I’ve begun to feel a slight tightness in my chest, and for some reason, I’ve started barking at Dave in response to any question he may have for me. As my to-do list triples in size, I contemplate the use of spreadsheets in order to get my literal and figurative houses ready. Meanwhile, homemade holiday projects pop into my periphery, floating around like sugar plum fairies: Yet-to-be-framed photos of the kids; cute (but still, concrete) stepping stones for the grandparents; an as-yet-unused “World’s Best Cookie Press.”
I’ve scoured the earth for a purple doggy because it is the only thing Lexi wants for Christmas. I have not yet found one. There’s that tightness again. My left eyelid is twitching.
This morning, instead of putting out an All Points Bulletin for a purple doggy, I turned on my iPod. I defy anyone to stay stressed out while listening to Stevie Wonder’s “Boogie on Reggae Woman.” I danced—socks gliding, butt shaking, hands waving—the best I can. (And in my own kitchen, without anyone watching, that’s some good dancing!) Cleaning house while Stevie’s getting down and dirty—probably not what the priest had in mind, but I snapped out of my holiday funk by getting funky. We’ve got to do what it takes to make room for what’s important. Room enough to answer Caroline’s “Mommy, how ‘bout a snuggle?” with an “Absolutely”; time enough to count hugs with Lexi: 1 to 20, and 1 to 20 all over again; space enough to bundle up the girls, take a walk downtown, and point at all of the sparkling lights on the boats, on the buildings, and in the sky.
At Thanksgiving dinner, Dad said grace. He had us all with him: kids and grandkids. He had a gorgeous meal in front of him and great wine. He didn’t have his wife, but he was gracious just the same, thanking God for our many blessings. He added, “If you don’t mind, we’d really like to keep it this way.”
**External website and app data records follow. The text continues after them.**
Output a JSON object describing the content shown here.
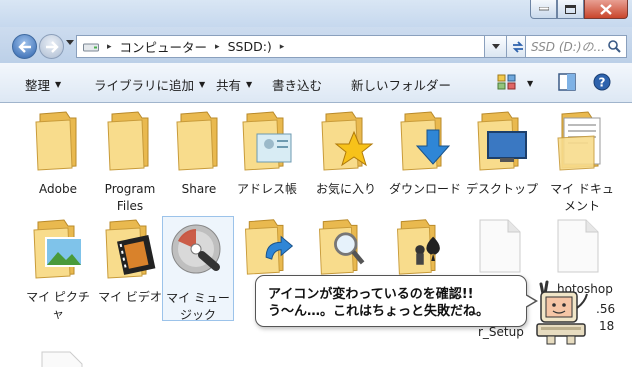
{
  "address": {
    "breadcrumbs": [
      "コンピューター",
      "SSDD:)"
    ],
    "search_placeholder": "SSD (D:)の..."
  },
  "toolbar": {
    "organize": "整理",
    "include_library": "ライブラリに追加",
    "share": "共有",
    "burn": "書き込む",
    "new_folder": "新しいフォルダー"
  },
  "items": [
    {
      "label": "Adobe",
      "icon": "folder-icon"
    },
    {
      "label": "Program Files",
      "icon": "folder-icon"
    },
    {
      "label": "Share",
      "icon": "folder-icon"
    },
    {
      "label": "アドレス帳",
      "icon": "contacts-folder-icon"
    },
    {
      "label": "お気に入り",
      "icon": "favorites-folder-icon"
    },
    {
      "label": "ダウンロード",
      "icon": "downloads-folder-icon"
    },
    {
      "label": "デスクトップ",
      "icon": "desktop-folder-icon"
    },
    {
      "label": "マイ ドキュメント",
      "icon": "documents-folder-icon"
    },
    {
      "label": "マイ ピクチャ",
      "icon": "pictures-folder-icon"
    },
    {
      "label": "マイ ビデオ",
      "icon": "videos-folder-icon"
    },
    {
      "label": "マイ ミュージック",
      "icon": "music-disc-icon"
    }
  ],
  "partial_labels": {
    "right_1": "hotoshop",
    "right_2": ".56",
    "right_3": "18",
    "right_4": "r_Setup"
  },
  "bubble": {
    "line1": "アイコンが変わっているのを確認!!",
    "line2": "う～ん…。これはちょっと失敗だね。"
  },
  "colors": {
    "folder": "#f5d37a",
    "selection": "#9cc3ea",
    "nav_blue": "#2e63ad"
  }
}
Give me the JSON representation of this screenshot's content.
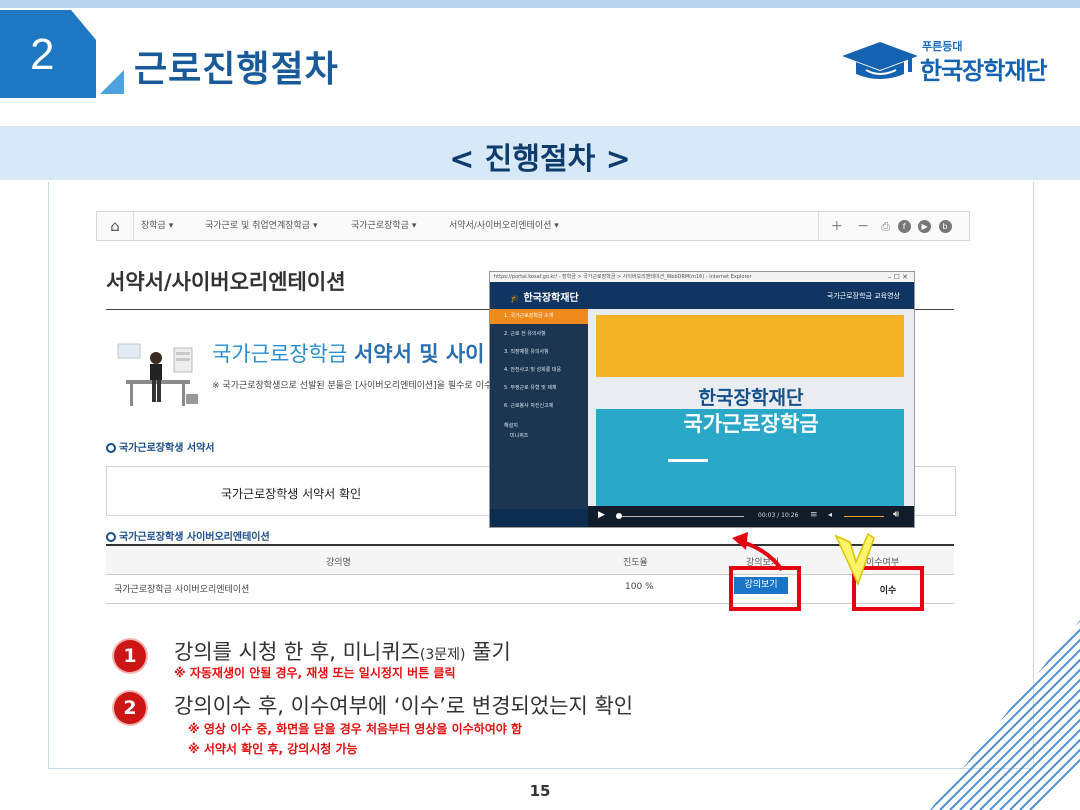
{
  "header": {
    "section_number": "2",
    "title": "근로진행절차",
    "logo_tagline": "푸른등대",
    "logo_name": "한국장학재단"
  },
  "band_title": "< 진행절차 >",
  "web": {
    "nav": {
      "items": [
        "장학금 ▾",
        "국가근로 및 취업연계장학금 ▾",
        "국가근로장학금 ▾",
        "서약서/사이버오리엔테이션 ▾"
      ],
      "tools": [
        "+",
        "−",
        "⎙",
        "f",
        "▶",
        "b"
      ]
    },
    "page_title": "서약서/사이버오리엔테이션",
    "headline_prefix": "국가근로장학금",
    "headline_bold": "서약서 및 사이",
    "notice": "※ 국가근로장학생으로 선발된 분들은 [사이버오리엔테이션]을 필수로 이수",
    "section_oath": "국가근로장학생 서약서",
    "oath_confirm": "국가근로장학생 서약서 확인",
    "section_cyber": "국가근로장학생 사이버오리엔테이션",
    "table_headers": [
      "강의명",
      "진도율",
      "강의보기",
      "이수여부"
    ],
    "row": {
      "name": "국가근로장학금 사이버오리엔테이션",
      "progress": "100 %",
      "button": "강의보기",
      "status": "이수"
    }
  },
  "player": {
    "address": "https://portal.kosaf.go.kr/ - 장학금 > 국가근로장학금 > 사이버오리엔테이션_WebDRM(m16) - Internet Explorer",
    "logo": "한국장학재단",
    "logo_small": "푸른등대",
    "header_right": "국가근로장학금 교육영상",
    "menu": [
      "1. 국가근로장학금 소개",
      "2. 근로 전 유의사항",
      "3. 직장예절 유의사항",
      "4. 안전사고 및 성희롱 대응",
      "5. 부정근로 유형 및 제재",
      "6. 근로봉사 자진신고제"
    ],
    "menu_quiz": "해설지",
    "menu_quiz_sub": "미니퀴즈",
    "screen_line1": "한국장학재단",
    "screen_line2": "국가근로장학금",
    "time": "00:03 / 10:26"
  },
  "steps": [
    {
      "number": "1",
      "text_a": "강의를 시청 한 후, 미니퀴즈",
      "text_small": "(3문제)",
      "text_b": " 풀기",
      "notes": [
        "※  자동재생이 안될 경우, 재생 또는 일시정지 버튼 클릭"
      ]
    },
    {
      "number": "2",
      "text_a": "강의이수 후, 이수여부에 ‘이수’로 변경되었는지 확인",
      "notes": [
        "※ 영상 이수 중, 화면을 닫을 경우 처음부터 영상을 이수하여야 함",
        "※ 서약서 확인 후, 강의시청 가능"
      ]
    }
  ],
  "page_number": "15",
  "colors": {
    "brand_blue": "#1d78c1",
    "title_blue": "#1a5a98",
    "band": "#d7e8f7",
    "alert_red": "#e50012",
    "video_orange": "#f08a1c"
  }
}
My dad, he’s always found a way to get through. He just gets there most of the time—to optimism, hope, calm, resolve, faith, patience, and ultimately, to happiness. He finds that place. He’s been tidying himself up for as long as I’ve known him, uncluttered and wide open with love, with room to spare. And I am so proud of him, for doing what he has done in the space my mom has left behind.